Throughout November, aiming to inform Klein about the impact of Alzheimer’s disease, HOSA-Future Health Professionals (formerly known as Health Occupations Students of America) decided to paint the school purple with banners, flowers, and “CURE ALZHEIMER’S” spelled across the 3rd and 4th floors of the Main Building. HOSA also hosted a Purple Rally, which took place after school on Nov. 14 in the courtyard.

“The Purple Rally was pretty successful. We had enough snacks and food for the amount of people we expected to come,” said senior and social chair Nimol Chea. “We had a DJ that played awesome music. People who came got to eat, dance and win prizes from our raffle tickets. With planning and organizing, it was definitely over 100 hours. This included making huge banners, posters, the tri-fold, the check we gave the Alzheimer’s Association, the letters on both sides of the windows that spelled out “CURE ALZHEIMER’S”, the bandana bracelet making, the planning, the coordinating, the decorating, talking to sponsors, emailing everyone that could possibly contribute in some sort of way, selling bracelets at lunch, and promoting the event as much as possible. Of course, we couldn’t have done it without our good friends, HOSA volunteers, HOSA officers, Ms. Haggard, and our school APs.”

The Purple Rally received coverage from the Houston Chronicle and Channel 39 News.

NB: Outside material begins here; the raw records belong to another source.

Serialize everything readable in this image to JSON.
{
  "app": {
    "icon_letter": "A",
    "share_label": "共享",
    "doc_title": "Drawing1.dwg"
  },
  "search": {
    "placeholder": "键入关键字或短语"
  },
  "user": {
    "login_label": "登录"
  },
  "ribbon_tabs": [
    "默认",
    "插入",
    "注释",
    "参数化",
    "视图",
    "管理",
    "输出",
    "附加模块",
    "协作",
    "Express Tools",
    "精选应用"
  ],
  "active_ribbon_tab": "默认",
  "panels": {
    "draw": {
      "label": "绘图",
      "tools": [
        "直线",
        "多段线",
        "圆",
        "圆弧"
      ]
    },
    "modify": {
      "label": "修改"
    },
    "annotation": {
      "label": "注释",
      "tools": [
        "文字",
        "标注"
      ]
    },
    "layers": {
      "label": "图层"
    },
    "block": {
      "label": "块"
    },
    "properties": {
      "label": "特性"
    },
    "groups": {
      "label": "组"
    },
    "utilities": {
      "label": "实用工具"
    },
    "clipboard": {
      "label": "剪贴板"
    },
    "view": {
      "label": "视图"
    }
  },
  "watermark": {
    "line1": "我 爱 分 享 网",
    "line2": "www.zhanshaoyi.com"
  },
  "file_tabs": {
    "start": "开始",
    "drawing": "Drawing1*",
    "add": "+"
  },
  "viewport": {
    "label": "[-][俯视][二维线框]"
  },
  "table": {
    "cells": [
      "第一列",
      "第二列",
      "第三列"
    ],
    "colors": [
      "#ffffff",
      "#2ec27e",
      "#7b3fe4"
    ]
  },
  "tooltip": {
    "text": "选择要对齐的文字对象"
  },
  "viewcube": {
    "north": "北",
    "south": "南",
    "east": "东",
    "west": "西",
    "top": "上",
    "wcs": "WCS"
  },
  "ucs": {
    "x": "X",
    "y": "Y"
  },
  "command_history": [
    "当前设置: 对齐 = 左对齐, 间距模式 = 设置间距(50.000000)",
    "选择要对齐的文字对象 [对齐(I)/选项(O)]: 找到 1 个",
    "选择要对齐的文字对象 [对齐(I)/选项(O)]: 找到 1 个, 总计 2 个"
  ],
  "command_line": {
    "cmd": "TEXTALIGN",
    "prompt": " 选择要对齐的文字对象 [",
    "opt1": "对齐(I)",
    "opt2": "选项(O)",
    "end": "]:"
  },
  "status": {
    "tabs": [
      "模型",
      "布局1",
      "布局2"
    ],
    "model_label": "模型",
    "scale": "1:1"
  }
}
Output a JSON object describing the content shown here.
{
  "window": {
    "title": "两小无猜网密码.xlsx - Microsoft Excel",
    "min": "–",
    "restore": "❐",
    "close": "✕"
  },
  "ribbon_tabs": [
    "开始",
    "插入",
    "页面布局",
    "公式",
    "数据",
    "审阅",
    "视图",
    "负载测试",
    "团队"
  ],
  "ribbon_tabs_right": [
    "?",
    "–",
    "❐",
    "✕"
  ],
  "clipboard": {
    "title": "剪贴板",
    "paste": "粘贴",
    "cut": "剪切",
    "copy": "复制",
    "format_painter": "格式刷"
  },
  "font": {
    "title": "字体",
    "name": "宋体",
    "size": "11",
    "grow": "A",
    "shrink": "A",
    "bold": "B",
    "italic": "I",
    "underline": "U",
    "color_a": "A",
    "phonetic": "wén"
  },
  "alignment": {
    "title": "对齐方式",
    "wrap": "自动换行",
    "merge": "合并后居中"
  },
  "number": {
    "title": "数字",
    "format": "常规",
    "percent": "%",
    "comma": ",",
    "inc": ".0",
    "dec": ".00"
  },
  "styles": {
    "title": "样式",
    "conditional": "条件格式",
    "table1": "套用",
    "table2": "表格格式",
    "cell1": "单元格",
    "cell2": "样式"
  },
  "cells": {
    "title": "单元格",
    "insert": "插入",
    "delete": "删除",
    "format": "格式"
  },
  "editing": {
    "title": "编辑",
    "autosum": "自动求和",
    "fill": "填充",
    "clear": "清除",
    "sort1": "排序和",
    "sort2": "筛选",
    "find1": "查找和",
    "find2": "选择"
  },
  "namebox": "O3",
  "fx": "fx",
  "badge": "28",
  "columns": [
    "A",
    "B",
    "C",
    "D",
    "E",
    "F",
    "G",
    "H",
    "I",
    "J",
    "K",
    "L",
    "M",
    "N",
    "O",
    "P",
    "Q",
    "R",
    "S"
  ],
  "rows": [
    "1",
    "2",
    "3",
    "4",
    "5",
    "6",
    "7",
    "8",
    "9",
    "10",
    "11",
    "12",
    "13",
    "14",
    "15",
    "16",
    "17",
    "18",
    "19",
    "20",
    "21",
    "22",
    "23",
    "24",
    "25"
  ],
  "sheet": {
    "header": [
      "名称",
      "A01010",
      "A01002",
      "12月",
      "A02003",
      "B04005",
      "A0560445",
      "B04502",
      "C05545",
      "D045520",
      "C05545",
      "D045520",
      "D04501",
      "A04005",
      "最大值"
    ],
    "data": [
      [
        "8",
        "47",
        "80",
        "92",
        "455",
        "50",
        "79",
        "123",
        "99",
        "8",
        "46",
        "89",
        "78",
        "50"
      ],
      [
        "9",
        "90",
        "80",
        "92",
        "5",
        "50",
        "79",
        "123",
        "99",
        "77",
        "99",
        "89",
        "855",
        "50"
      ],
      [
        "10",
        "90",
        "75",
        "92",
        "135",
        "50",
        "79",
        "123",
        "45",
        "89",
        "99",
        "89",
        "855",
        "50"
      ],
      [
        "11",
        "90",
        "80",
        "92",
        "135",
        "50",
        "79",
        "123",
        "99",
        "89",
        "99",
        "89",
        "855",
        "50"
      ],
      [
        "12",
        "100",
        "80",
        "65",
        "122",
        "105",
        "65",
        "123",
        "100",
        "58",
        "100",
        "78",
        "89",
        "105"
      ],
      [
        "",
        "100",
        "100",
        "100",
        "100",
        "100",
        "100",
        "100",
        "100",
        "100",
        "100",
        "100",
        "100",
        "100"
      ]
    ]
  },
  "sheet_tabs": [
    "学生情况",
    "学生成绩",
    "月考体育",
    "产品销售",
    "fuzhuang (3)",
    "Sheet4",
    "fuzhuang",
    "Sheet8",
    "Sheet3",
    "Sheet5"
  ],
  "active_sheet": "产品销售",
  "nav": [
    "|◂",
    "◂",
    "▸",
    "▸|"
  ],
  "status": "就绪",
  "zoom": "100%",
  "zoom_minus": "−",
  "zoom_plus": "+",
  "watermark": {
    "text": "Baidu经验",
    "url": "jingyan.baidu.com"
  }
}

HOSA not only created Alzheimer’s awareness at Klein, but it has also organized fundraisers and events outside of school, raising more than $600 in total.

“We were thrilled and shocked,” said Chea. “We were on the news, and the reports are also found online. It is such an accomplishment because due to this, we can aware even more people about the disease.”

But for students such as Chea and seniors Mariam Khokar and Abiera Shaikh, the adornment and coverage meant something more. These girls are also participating in a HOSA Competition teamwork event, choosing to compete in community awareness for Alzheimer’s disease.

”Throughout HOSA, we would volunteer at senior living homes, and we would see people without their memories. It was hard to see family members come in to take care of them, but it was harder to see the people not remember their family,” said Khokar. “HOSA is like a family, and it was painful to see that. Just by losing memories, we lose people who are close. It hurt us the most. We want to raise awareness and find a cure. We wanted to not just volunteer, but to get more involved. We had the Purple Rally because we wanted to make the student body aware first. No one knows how easy it is to get the disease or about the dangers or the little things. The more aware people are, the better the chances to prevent the disease.”

Klein HOSA not only created Alzheimer’s awareness at Klein, but it has also organized fundraisers and events outside of school.

“Klein HOSA has been volunteering at the Alzheimer’s Walk in the Vintage and in The Woodlands for six years straight,” said sponsor and Health Science teacher Kristen Haggard. “The students have also been volunteering at the local assisted living facility. Also, as they have worked with patients with Alzheimer’s disease while in Health Science Technology 2 at the hospital, they came to realize how important this cause is.”

All of that hard work paid off in the end as HOSA donated the money they raised to the Alzheimer’s Association.

“Any amount helps because this disease is one that has no cure and no way to stop it,” said Haggard. “It is devastating, and we can only hope that our efforts will help.”